Summer for me is sticky, mosquito-bitten, sleepless nights; days of sun-dodging and fan adjusting. Sirens and building alarms punctuate the days and nights, reminding me that I’m in a big city. The herbs I re-potted and set out on the balcony in May have overgrown and wilted from heat and neglect. Summer is not my favorite season.
Friends greet me with, “Sono sudata,” (I’m all sweaty) and do an air kiss version of the kiss on both cheeks. Many friends have simply fled the city for their preferred beach location.
I probably should, too, though not to the beach. In addition to the physical suffering of summer, Italy’s beaches are now crowded and have other sufferings to add: sunburn, sand that gets into everything, and that itch of salt dried onto the skin after a swim, which requires another shower.
I remember being a little girl, no more than five years old, looking out on the Texas prairie. The sight inspired one thought in me: “I’ve gotta get outta here!” The first time I saw a mountain, I was in love. I could imagine myself singing and spinning on the mountain like Julie Andrews.
These days I dream of a cool mountain getaway with Switzerland just a tantalizing hour away. At the same time, the combination of heat and lack of sleep have drained all the energy to look for a place. So I sit listlessly scrolling Facebook, asserting my right to complain about the heat since, unlike most of my fellow Americans, I don’t have air conditioning.
Two things have arisen to save summer for me: the visit of my son, Tim, and spending my time editing my new book. In my last post I wrote about the pleasure of having Tim here (see Talk Italy!). So today I want to focus on the pleasure of editing. It is a process that I really enjoy. The editing process appeals to the logical, orderly right side of my brain, and I don’t mind editing for others, either. Honestly, there is an element of OCD there for me.
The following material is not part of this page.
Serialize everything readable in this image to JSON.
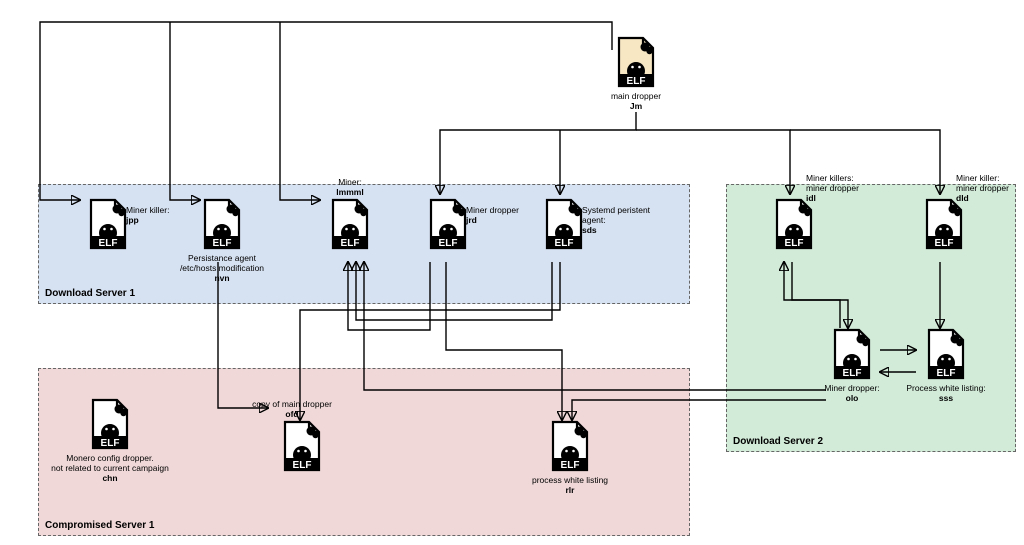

Editing also requires me to re-visit things I wrote about months ago. I love re-living those moments with all the humor and fun of the original. It’s like looking through a photo album, only better because each memory is lovingly re-touched. There’s nobody to point out the photoshopping because it more or less matches how others remember the event. Each time the memory is re-told, new embellishments add shine to the event. Old embellishments are tweaked and the event becomes more beautiful in memory than it probably was in the first place. Truth remains true, and God’s presence is the central truth of all the beautiful, fun, amazing, and wonderful things that happen in my life. My sunny point of view holds all the rest of the details in the best light possible. That is the art of writing autobiographical non-fiction, or as I prefer to think of it: my life after God’s total life makeover. God is good!
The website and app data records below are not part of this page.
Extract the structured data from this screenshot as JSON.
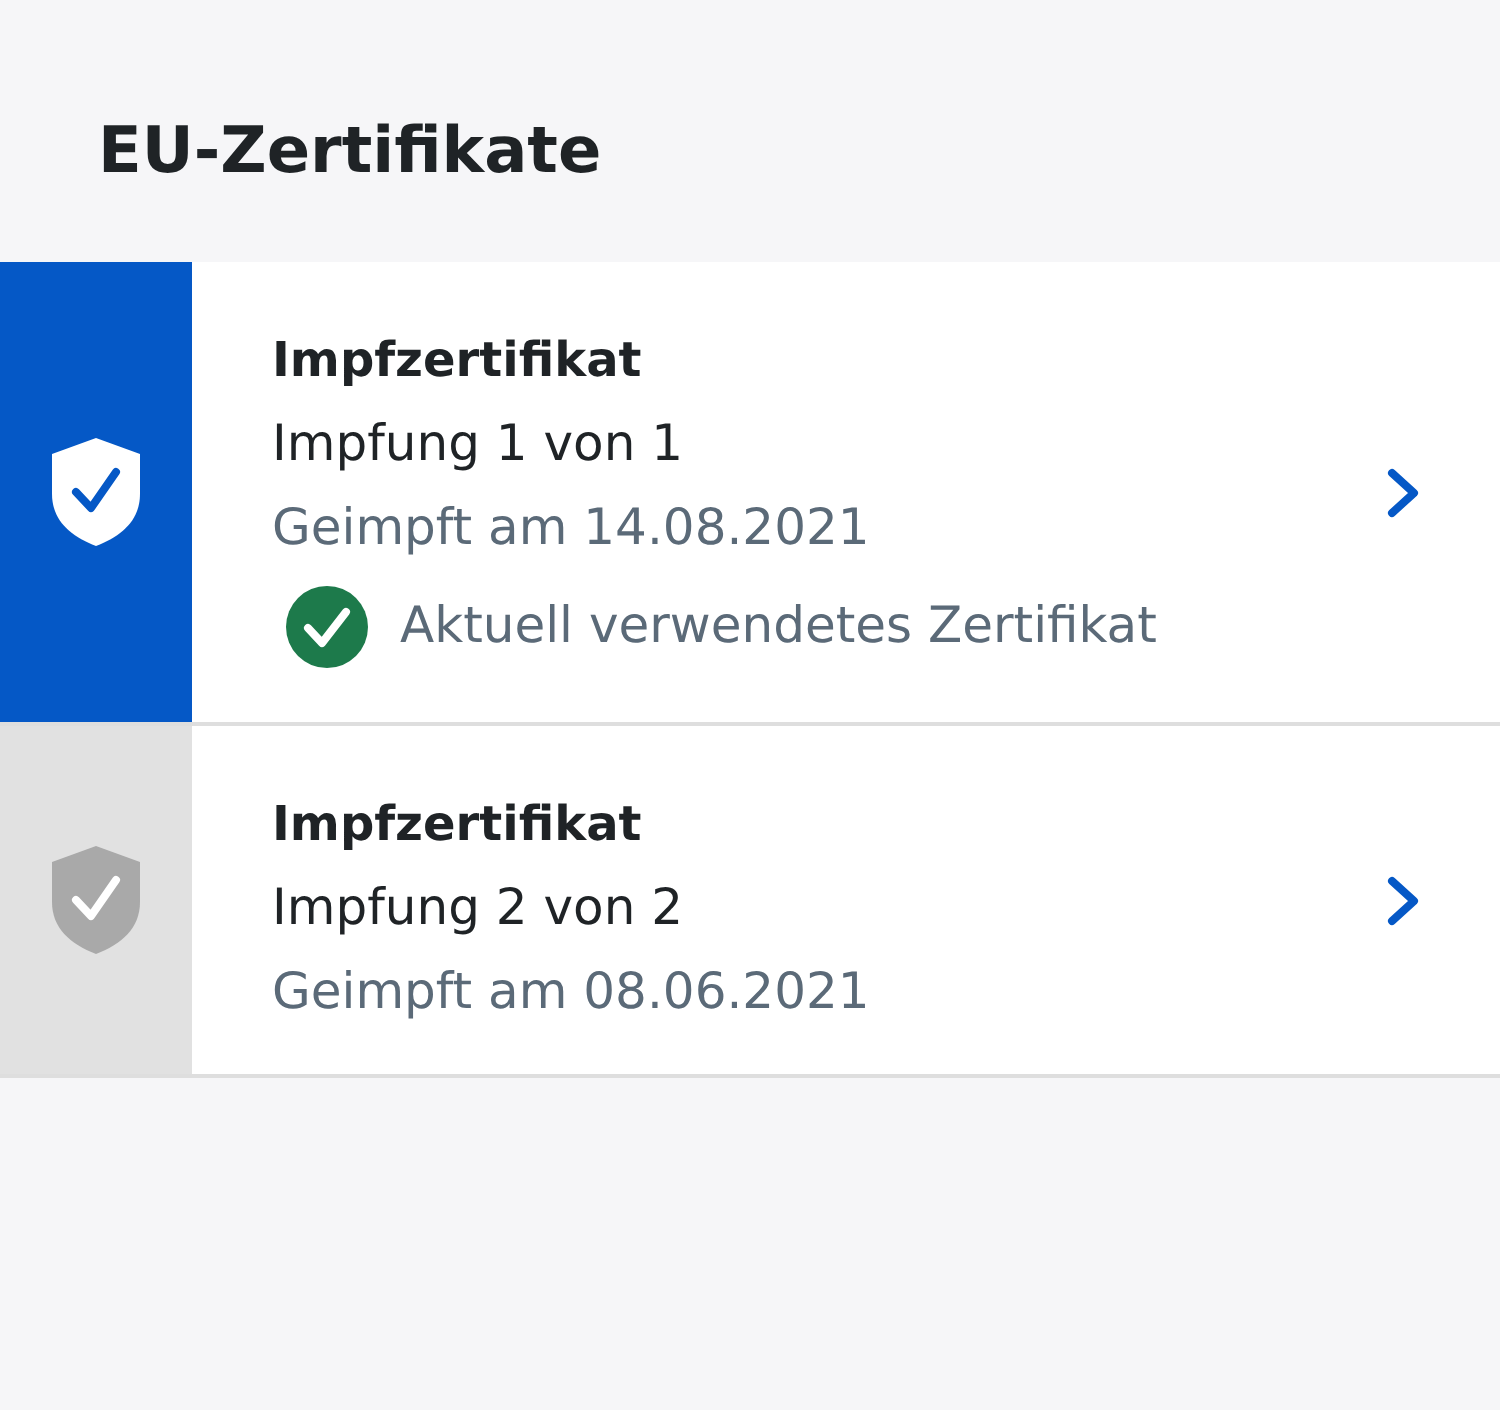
{
  "header": {
    "title": "EU-Zertifikate"
  },
  "certificates": [
    {
      "title": "Impfzertifikat",
      "dose": "Impfung 1 von 1",
      "date": "Geimpft am 14.08.2021",
      "current": true,
      "status": "Aktuell verwendetes Zertifikat"
    },
    {
      "title": "Impfzertifikat",
      "dose": "Impfung 2 von 2",
      "date": "Geimpft am 08.06.2021",
      "current": false
    }
  ]
}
 OCD stands for Obsessive-Compulsive Disorder, defined by Psychology Today as: “. . . an anxiety disorder in which people have unwanted and repeated thoughts, feelings, ideas, sensations (obsessions), or behaviors that make them feel driven to do something (compulsions).Often the person carries out the behaviors to get rid of the obsessive thoughts, but this only provides temporary relief. Not performing the obsessive rituals can cause great anxiety. A person’s level of OCD can be anywhere from mild to severe, but if severe and left untreated, it can destroy a person’s capacity to function at work, at school or even to lead a comfortable existence in the home.” https://www.psychologytoday.com/conditions/obsessive-compulsive-disorder
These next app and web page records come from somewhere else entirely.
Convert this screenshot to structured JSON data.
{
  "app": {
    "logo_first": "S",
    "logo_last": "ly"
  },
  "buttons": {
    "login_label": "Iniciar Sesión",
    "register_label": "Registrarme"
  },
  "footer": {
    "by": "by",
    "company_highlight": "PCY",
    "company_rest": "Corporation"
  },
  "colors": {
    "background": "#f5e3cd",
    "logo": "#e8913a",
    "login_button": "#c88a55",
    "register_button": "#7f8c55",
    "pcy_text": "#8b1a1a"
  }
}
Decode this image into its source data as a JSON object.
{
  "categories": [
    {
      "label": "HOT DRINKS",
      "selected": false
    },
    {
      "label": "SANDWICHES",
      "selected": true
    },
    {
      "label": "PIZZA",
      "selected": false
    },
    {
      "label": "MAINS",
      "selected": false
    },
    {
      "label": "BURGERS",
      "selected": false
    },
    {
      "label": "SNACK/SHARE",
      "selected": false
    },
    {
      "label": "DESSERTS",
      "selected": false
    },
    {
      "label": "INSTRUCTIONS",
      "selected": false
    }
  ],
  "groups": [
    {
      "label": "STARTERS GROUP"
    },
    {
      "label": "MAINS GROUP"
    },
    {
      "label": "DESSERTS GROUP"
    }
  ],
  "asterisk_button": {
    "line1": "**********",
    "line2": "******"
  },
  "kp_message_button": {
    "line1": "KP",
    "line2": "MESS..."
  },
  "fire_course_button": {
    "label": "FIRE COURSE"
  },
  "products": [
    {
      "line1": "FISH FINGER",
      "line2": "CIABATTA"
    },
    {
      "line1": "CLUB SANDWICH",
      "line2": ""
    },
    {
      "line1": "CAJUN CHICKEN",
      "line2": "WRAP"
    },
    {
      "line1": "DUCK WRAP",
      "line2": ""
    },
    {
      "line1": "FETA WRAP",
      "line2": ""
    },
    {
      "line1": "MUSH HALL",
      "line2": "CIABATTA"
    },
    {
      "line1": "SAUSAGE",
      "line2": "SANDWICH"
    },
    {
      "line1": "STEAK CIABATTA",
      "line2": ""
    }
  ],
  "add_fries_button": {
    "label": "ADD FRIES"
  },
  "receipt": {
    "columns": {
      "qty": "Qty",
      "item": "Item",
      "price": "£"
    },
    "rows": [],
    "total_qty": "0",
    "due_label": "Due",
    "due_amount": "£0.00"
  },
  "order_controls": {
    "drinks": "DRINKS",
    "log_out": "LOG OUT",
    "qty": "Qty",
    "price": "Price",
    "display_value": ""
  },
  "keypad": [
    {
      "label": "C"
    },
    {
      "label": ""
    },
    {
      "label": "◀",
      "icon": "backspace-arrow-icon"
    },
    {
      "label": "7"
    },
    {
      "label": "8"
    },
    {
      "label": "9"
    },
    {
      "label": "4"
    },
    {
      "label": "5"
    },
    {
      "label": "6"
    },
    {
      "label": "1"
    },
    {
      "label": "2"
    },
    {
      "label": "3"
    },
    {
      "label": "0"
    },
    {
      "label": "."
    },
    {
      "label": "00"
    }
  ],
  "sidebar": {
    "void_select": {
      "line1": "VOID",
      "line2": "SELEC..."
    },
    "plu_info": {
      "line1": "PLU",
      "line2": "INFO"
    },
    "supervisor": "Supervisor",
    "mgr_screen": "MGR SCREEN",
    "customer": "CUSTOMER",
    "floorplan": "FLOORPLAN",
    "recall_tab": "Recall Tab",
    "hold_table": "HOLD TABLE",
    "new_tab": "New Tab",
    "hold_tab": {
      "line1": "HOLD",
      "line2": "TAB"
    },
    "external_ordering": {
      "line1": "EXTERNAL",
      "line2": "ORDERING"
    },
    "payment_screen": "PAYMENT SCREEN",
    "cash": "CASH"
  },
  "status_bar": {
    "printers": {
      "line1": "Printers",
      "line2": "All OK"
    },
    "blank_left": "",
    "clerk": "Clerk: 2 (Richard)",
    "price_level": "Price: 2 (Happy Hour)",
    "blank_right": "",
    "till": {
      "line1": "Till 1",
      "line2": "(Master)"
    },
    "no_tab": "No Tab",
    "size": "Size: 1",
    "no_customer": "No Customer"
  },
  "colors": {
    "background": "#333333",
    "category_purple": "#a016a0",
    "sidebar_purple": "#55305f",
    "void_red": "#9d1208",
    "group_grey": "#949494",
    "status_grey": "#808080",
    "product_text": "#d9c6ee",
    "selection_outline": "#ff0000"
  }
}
Clearly, I don’t have full-blown OCD, but to one extent or another, many of us do feel a need to put things into some kind of logical order. For me, that need most often arises with writing.